The papers of art critic, writer, and painter Theodore F. Wolff measure 8 linear feet and date from 1920-2013, with the bulk of the material dating from 1977-2013. The collection documents Wolff's career through biographical material, correspondence, interviews, writings, subject files, printed material, a small amount of artwork, and photographs.
Scope and Contents:
The papers of art critic, writer, and painter Theodore F. Wolff measure 8 linear feet and date from 1920-2013, with the bulk of the material dating from 1977-2013. The collection documents Wolff's career through biographical material, correspondence, interviews, writings, subject files, printed material, a small portion of artwork, and photographs.
Biographical material consists of biographical data, curriculum vitae, and awards. Included are outgoing and incoming letters that document Wolff's activities as an art critic, appraiser, and fine arts consultant. A large portion of his correspondence is with artists. Among the correspondents are Richard Diebenkorn, Alexander Hogue, Ynez Johnston, Armin Landeck, Melissa Miller, Robert Natkin, Theodoros Stamos, Athena Tachna, Jerome Witkin, and the writer Tom Wolfe. There is significant correspondence with Morris Graves, James Hubbell, Clyfford Still, and Stow Wengenroth relating to their work and Wolff's writings.
Interviews consist of three interviews with Theodore F. Wolff as well as a panel discussion with Wolff and other artists. Found are interviews with Enrico Donati and James Turrell. Recordings are on five sound cassettes and three videocassettes.
Writings consist of Wolff's reviews, mostly tearsheets for The Christian Monitor and draft versions of a book. Also included are talks and lectures on art and art education recorded on seven videocassettes and six sound cassettes. Subject files document Wolff's professional interests and relate to his writing projects, exhibitions, talks, and presentations. Included are interviews with artists that were used by Theodore Wolff as source material.
Printed material includes Theodore F. Wolff's published critical writings on art, artists, and education. Included are exhibition catalogs, brochures, journals, and monographs. Artwork consists of seventeen sketches by Wolff done early in his career. Photographs are of Theodore F. Wolff and with friends and colleagues, many of them unidentified. Included are photographs of Wolff with Ida Kohlmeyer.

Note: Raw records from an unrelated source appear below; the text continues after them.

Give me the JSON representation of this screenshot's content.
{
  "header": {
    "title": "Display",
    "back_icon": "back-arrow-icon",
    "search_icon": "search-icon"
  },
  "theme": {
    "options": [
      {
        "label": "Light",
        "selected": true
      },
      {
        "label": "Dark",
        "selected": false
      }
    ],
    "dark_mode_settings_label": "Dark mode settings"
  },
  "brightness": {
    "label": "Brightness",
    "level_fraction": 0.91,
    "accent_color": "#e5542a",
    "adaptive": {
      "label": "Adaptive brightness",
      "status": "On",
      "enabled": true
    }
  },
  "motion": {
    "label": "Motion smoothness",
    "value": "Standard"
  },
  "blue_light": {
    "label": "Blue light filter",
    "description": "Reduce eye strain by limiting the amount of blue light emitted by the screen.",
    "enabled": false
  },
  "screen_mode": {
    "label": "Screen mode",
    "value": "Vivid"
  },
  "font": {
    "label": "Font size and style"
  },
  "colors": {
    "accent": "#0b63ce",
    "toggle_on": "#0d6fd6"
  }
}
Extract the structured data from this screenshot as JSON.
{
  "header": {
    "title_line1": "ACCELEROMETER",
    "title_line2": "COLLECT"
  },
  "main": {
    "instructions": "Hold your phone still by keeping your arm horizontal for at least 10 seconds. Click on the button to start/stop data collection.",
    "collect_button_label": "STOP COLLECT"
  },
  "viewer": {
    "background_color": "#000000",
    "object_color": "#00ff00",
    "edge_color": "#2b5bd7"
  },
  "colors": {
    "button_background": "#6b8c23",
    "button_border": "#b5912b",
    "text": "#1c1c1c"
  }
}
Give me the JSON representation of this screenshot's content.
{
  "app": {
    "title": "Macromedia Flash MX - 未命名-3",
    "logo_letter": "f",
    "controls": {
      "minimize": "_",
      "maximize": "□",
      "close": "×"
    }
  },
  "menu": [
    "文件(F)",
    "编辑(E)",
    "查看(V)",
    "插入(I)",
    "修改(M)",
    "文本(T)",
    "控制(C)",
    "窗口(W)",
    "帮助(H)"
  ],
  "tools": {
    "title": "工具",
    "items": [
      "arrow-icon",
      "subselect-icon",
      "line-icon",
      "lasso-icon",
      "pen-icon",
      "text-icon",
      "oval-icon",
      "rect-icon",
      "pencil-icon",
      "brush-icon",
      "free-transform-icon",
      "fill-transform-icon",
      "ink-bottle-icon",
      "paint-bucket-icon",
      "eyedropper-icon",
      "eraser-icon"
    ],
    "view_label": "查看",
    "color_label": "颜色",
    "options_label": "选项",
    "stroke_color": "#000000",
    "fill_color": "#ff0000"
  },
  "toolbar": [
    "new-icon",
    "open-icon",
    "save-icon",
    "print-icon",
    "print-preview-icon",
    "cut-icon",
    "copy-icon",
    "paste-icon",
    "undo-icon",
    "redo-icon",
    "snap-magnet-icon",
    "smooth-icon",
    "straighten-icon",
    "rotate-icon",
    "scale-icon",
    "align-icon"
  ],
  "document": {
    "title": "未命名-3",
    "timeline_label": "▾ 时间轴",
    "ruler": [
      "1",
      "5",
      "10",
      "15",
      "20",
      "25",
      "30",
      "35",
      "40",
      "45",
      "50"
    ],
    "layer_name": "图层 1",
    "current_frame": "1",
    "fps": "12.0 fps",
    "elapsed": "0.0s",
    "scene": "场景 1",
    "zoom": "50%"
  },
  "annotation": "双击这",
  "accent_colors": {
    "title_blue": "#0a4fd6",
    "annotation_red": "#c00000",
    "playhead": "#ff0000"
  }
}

The collection is arranged as 8 series.
Series 1: Biographical Material, 1982-2013 (Box 1; 0.1 linear feet)
Series 2: Correspondence, 1920, 1951-2011 (Box 1; 0.75 linear feet)
Series 3: Interviews, circa 1990-2002 (Box 2; 0.1 linear feet)
Series 4: Writings, Talks, and Lectures, circa 1977-2005 (Boxes 2-4; 2.8 linear feet)
Series 5: Subject Files, circa 1940, 1964-2004 (Boxes 4-6; 1.8 linear feet)
Series 6: Printed Material, 1956-2006 (Boxes 6-8; 2.2 linear feet)
Series 7: Artwork, 1942-1948 (Box 7, 1 folder)
Series 8: Photographs, circa 1980-circa 2011 (Box 7; 0.25 linear feet)
Biographical / Historical:
Theodore F. Wolff (1926-2012) was an art critic, writer, and painter in New York City.
Wolff attended the University of Wisconsin, earning a Bachelor of Arts degree in Art Education in 1949 and a Masters degree in Art and Art History the following year. By the early 1950s, Wolff was living in San Francisco, where he began his professional career as a painter. In 1956, he and his wife, Collette Wolff, moved to New York. During this period, Wolff also worked as an art appraiser and fine arts consultant for collectors, galleries, and museums. In 1977, Wolff began writing art criticism for The Christian Science Monitor and held the post of art critic at the publication until 1990. In addition to his art columns to The Monitor, Wolff contributed critical and introductory essays on artists for exhibition catalogs and journals. Theodore F. Wolff taught and lectured on art and art education at museums, universities, and conferences. In 1982, he received the National Headliners Award for Consistently Outstanding Column on Art and the Art World Award for Distinguished Newspaper Art Criticism in 1983. In 1990, Theodore Wolff retired from The Christian Science Monitor. He devoted the latter part of his career to painting, writing, lecturing, and teaching.
Theodore F. Wolff died in 2012 in New York City. He is survived by his wife, Collette Wolff.
A small amount of material was donated in 1999 by Theodore F. Wolff. Additional papers were donated in 2013 by Collette Wolff, widow of Theodore F. Wolff.
Use of original papers requires an appointment. Use of archival audiovisual recordings with no duplicate access copy requires advance notice.
The Theodore F. Wolff papers are owned by the Archives of American Art, Smithsonian Institution. Literary rights as possessed by the donor have been dedicated to public use for research, study, and scholarship. The collection is subject to all copyright laws.